When I started in IT, I tried to get my gear as standardized as possible to impress everyone. I worked at it and worked at it until I realized that there were a handful of things that sound good but just won’t work. If you’re just getting started in the field, you may not agree, but come back in 5 years and see how right I am. Heh.
- Assigning switchports to VLANs in chunks just doesn’t work. This seems like a great idea. You can put client A on port 1 through 12 and client B on ports 13 through 24. Then client A winds up with 13 servers, and B only has 3, so your whole scheme is in pieces on the floor. It’s just easier to plug servers into the next available port and forget physically organizing the ports. The switches don’t care if the ports are in order by VLAN. Just keep it simple.
- Color-coding cables only works for a while. Let’s cable web servers with green cables and application boxes with blue cables and the database servers with pink and the mail servers with aubergine. I promise you, though, that you will run out of cables of one color or another and wind up having a database server in green. Then you’ll have something else wrong. It won’t be long before the color standard only applies on paper.
- Labeling switchports by name only works if you buy servers all the time. If you’re in an environment where servers change roles and names, I guarantee you that your ports are mislabeled. The only time that labeling really works is if you’re lucky enough to work for a company with enough money to buy new stuff for every project. I’ve actually resorted to labeling ports with serial numbers instead of names since those won’t change.

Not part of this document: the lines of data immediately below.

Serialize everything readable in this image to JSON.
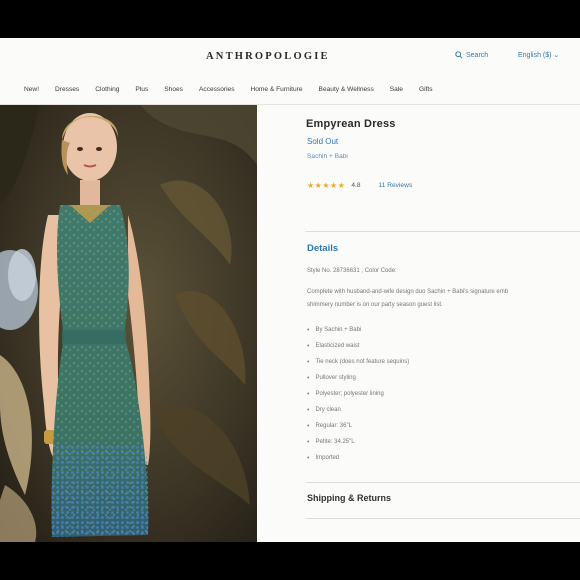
{
  "header": {
    "logo": "ANTHROPOLOGIE",
    "search_label": "Search",
    "language": "English ($) ⌄"
  },
  "nav": [
    "New!",
    "Dresses",
    "Clothing",
    "Plus",
    "Shoes",
    "Accessories",
    "Home & Furniture",
    "Beauty & Wellness",
    "Sale",
    "Gifts"
  ],
  "product": {
    "title": "Empyrean Dress",
    "status": "Sold Out",
    "brand": "Sachin + Babi",
    "stars": "★★★★★",
    "rating": "4.8",
    "reviews": "11 Reviews",
    "details_heading": "Details",
    "style_line": "Style No. 28736631 ; Color Code:",
    "description_1": "Complete with husband-and-wife design duo Sachin + Babi's signature emb",
    "description_2": "shimmery number is on our party season guest list.",
    "bullets": [
      "By Sachin + Babi",
      "Elasticized waist",
      "Tie neck (does not feature sequins)",
      "Pullover styling",
      "Polyester; polyester lining",
      "Dry clean",
      "Regular: 36\"L",
      "Petite: 34.25\"L",
      "Imported"
    ],
    "shipping_heading": "Shipping & Returns"
  },
  "colors": {
    "accent": "#2f79ad",
    "star": "#f1a81e",
    "dress": "#3f7a6e"
  }
}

- Complicated naming schemes don’t work. They may sound cool, but simpler names are almost always better. Name your router “r1” or something. Don’t try “rtr001prod1” or something as ludicrous. I once made up this awesome naming scheme, and it worked until the business took on other projects that didn’t fall into the standard, so I was screwed. Save yourself some problems and keep it simple.